3. Don’t let yourself distract you, so there’s no going to the hairdresser’s, to the grocery store or even to Instagram! You wouldn’t do that at the doctor’s, right? It would be disrespectful. So why don’t we respect ourselves? Make an appointment with yourself and don’t let you down – You’d notice 😉
4. Get help! If you don’t have time to go to the grocery store, do your shopping online! If the housework takes too much of your time, why not hiring someone? You can’t afford it? What about your partner? And your older kids? Now, talking about kids – Do you take them to daycare? Is it worth it? If you can’t come around with doing the housework yourself, try and use that time to listen to podcasts which motivate you or which give you ideas related to the project you wanna start. That way you won’t disconnect completely.

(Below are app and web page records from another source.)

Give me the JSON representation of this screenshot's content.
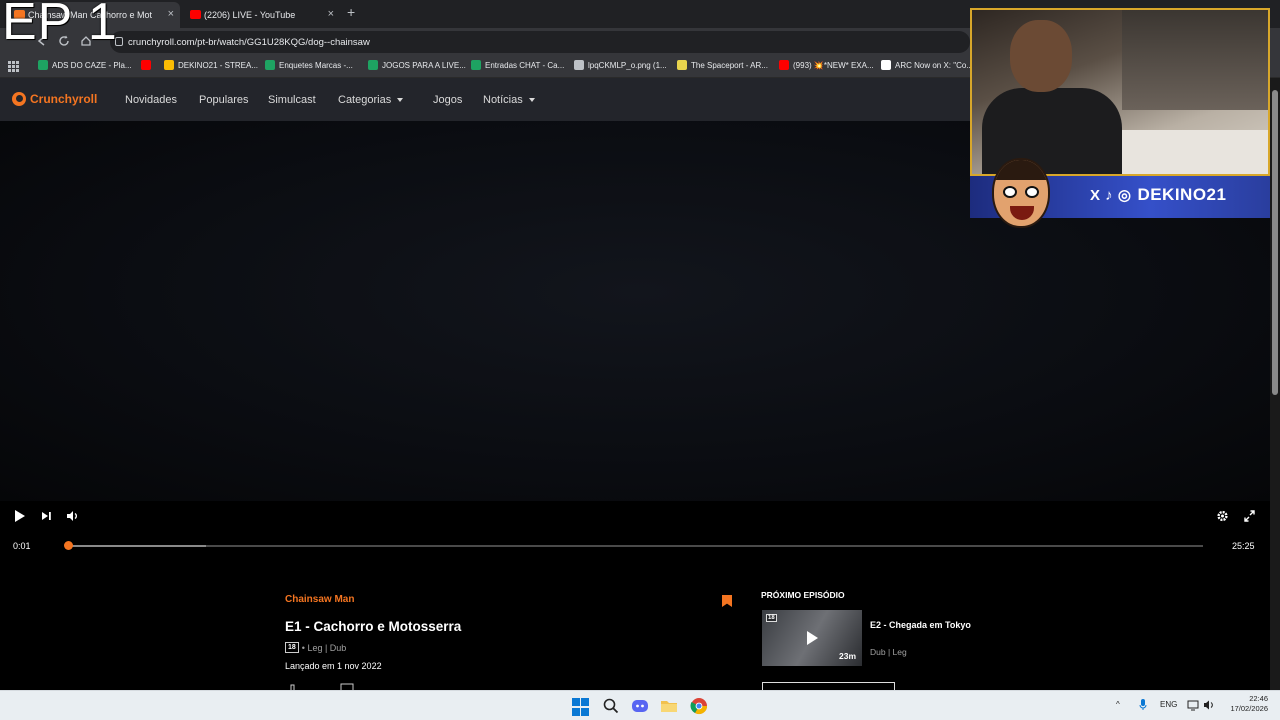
{
  "overlay": {
    "episode_text": "EP 1"
  },
  "browser": {
    "tabs": [
      {
        "title": "Chainsaw Man Cachorro e Mot",
        "active": true,
        "favicon_color": "#f47521"
      },
      {
        "title": "(2206) LIVE - YouTube",
        "active": false,
        "favicon_color": "#ff0000"
      }
    ],
    "close_glyph": "×",
    "new_tab_glyph": "+",
    "url": "crunchyroll.com/pt-br/watch/GG1U28KQG/dog--chainsaw",
    "bookmarks": [
      {
        "label": "ADS DO CAZE - Pla...",
        "icon_color": "#1ea362"
      },
      {
        "label": "",
        "icon_color": "#ff0000"
      },
      {
        "label": "DEKINO21 - STREA...",
        "icon_color": "#fbbc04"
      },
      {
        "label": "Enquetes Marcas -...",
        "icon_color": "#1ea362"
      },
      {
        "label": "JOGOS PARA A LIVE...",
        "icon_color": "#1ea362"
      },
      {
        "label": "Entradas CHAT - Ca...",
        "icon_color": "#1ea362"
      },
      {
        "label": "lpqCKMLP_o.png (1...",
        "icon_color": "#bdc1c6"
      },
      {
        "label": "The Spaceport - AR...",
        "icon_color": "#e8d44d"
      },
      {
        "label": "(993) 💥*NEW* EXA...",
        "icon_color": "#ff0000"
      },
      {
        "label": "ARC Now on X: \"Co...",
        "icon_color": "#ffffff"
      }
    ]
  },
  "site": {
    "brand": "Crunchyroll",
    "brand_color": "#f47521",
    "nav": [
      {
        "label": "Novidades",
        "dropdown": false
      },
      {
        "label": "Populares",
        "dropdown": false
      },
      {
        "label": "Simulcast",
        "dropdown": false
      },
      {
        "label": "Categorias",
        "dropdown": true
      },
      {
        "label": "Jogos",
        "dropdown": false
      },
      {
        "label": "Notícias",
        "dropdown": true
      }
    ]
  },
  "player": {
    "current_time": "0:01",
    "duration": "25:25",
    "played_fraction": 0.0007,
    "buffered_fraction": 0.12
  },
  "episode": {
    "series": "Chainsaw Man",
    "title": "E1 - Cachorro e Motosserra",
    "rating": "18",
    "audio": "• Leg | Dub",
    "released": "Lançado em 1 nov 2022"
  },
  "next": {
    "heading": "PRÓXIMO EPISÓDIO",
    "rating": "18",
    "duration": "23m",
    "title": "E2 - Chegada em Tokyo",
    "audio": "Dub | Leg"
  },
  "stream": {
    "handle": "DEKINO21",
    "social_icons": "X ♪ ◎"
  },
  "taskbar": {
    "language": "ENG",
    "time": "22:46",
    "date": "17/02/2026",
    "chevron": "^"
  }
}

5. Are there any tools which could make your life easier? Try Evernote to keep everything you want to remember organized with checklists, pics or voice notes. Try Pocket to save all those websites you want to check later, or even Pinterest to save every interesting pin on a board, which can be secret if you don’t want anyone to see it. Just figure out what’s taking your time repeatedly – and how you can solve it. If testing new tools isn’t your thing, read this post about how to choose the best time-saving tools for you.
6. If you’re already freelancing and feel overwhelmed with all tasks you have to cope with, give automation a try. Are you working with templates for you not to repeat the same process every time? Have you created an automated email series, for instance? Try ConvertKit or Drip! You’ll be welcoming your subscribers automatically without having to keep checking your email every second – and without having to let them wait for your answer. Check out this blog post about automation and how to run your business on autopilot.

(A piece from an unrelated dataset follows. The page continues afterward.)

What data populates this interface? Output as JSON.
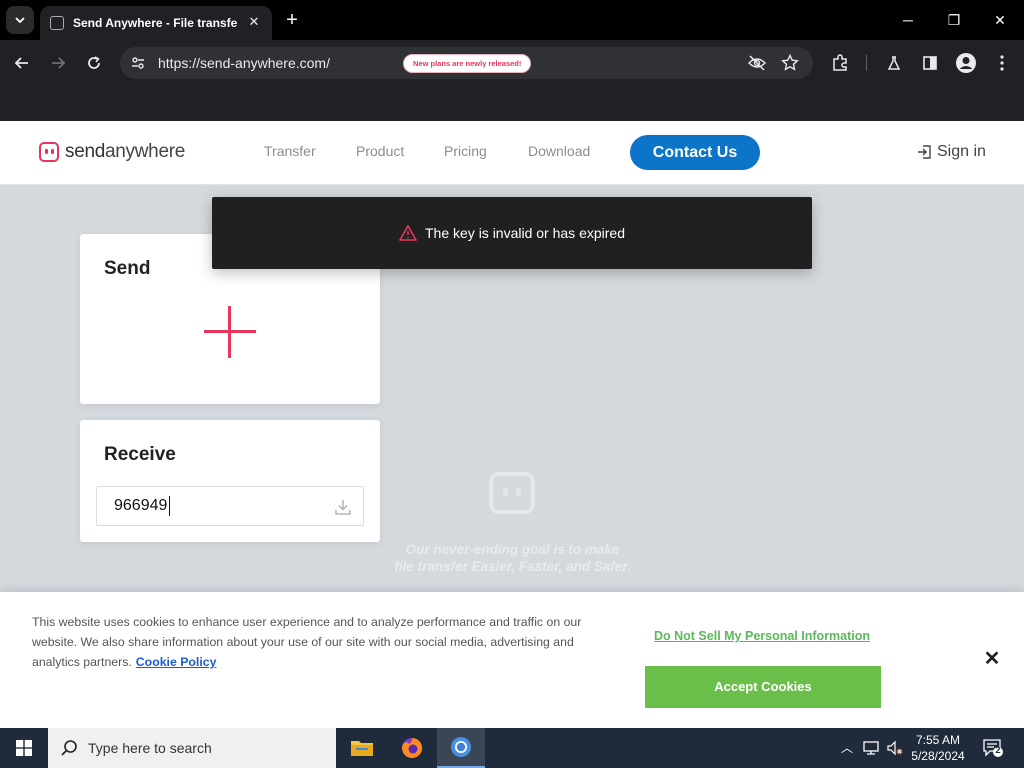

7. Last but not least, stop feeling bad for not being everything to everyone! A day has 24 hours and – unfortunately – we can’t extend those hours. Check out this post to stop feeling guilty – and start enjoying your life as you deserve!
Whether you want to quit your job and start your own business, write a book or become a famous rockstar, you’re going to need to stop doing everything for everyone. So the same way you have to throw away unnecessary stuff to make some room in your closet for that new dress you always wanted to have, you’re also going to discard some tasks you are used to do – even if they don’t bring you anything.
♥ Write a list with everything you have on your plate right now.
♥ Stop doing what you know you could forget about or have someone do it for you.
♥ Figure out which apps & tools could help you.
♥ START working on that project you always wanted to do.
♥ Make a habit out of it – for you not to quit when things get hard.
♥ Don’t let anyone – not even yourself – distract you when you’re working on your dream.
♥ Stop feeling guilty!
Are you born to freelance?
I loved your post! I also started watching Kondo’s show these Christmas and was motivated to finally throw away some old papers and clear my desktop… It felt so good! Now on to work on your tip #7…
Awesome, Sandra!! Throwing old things – and habits – away can feel really purifying!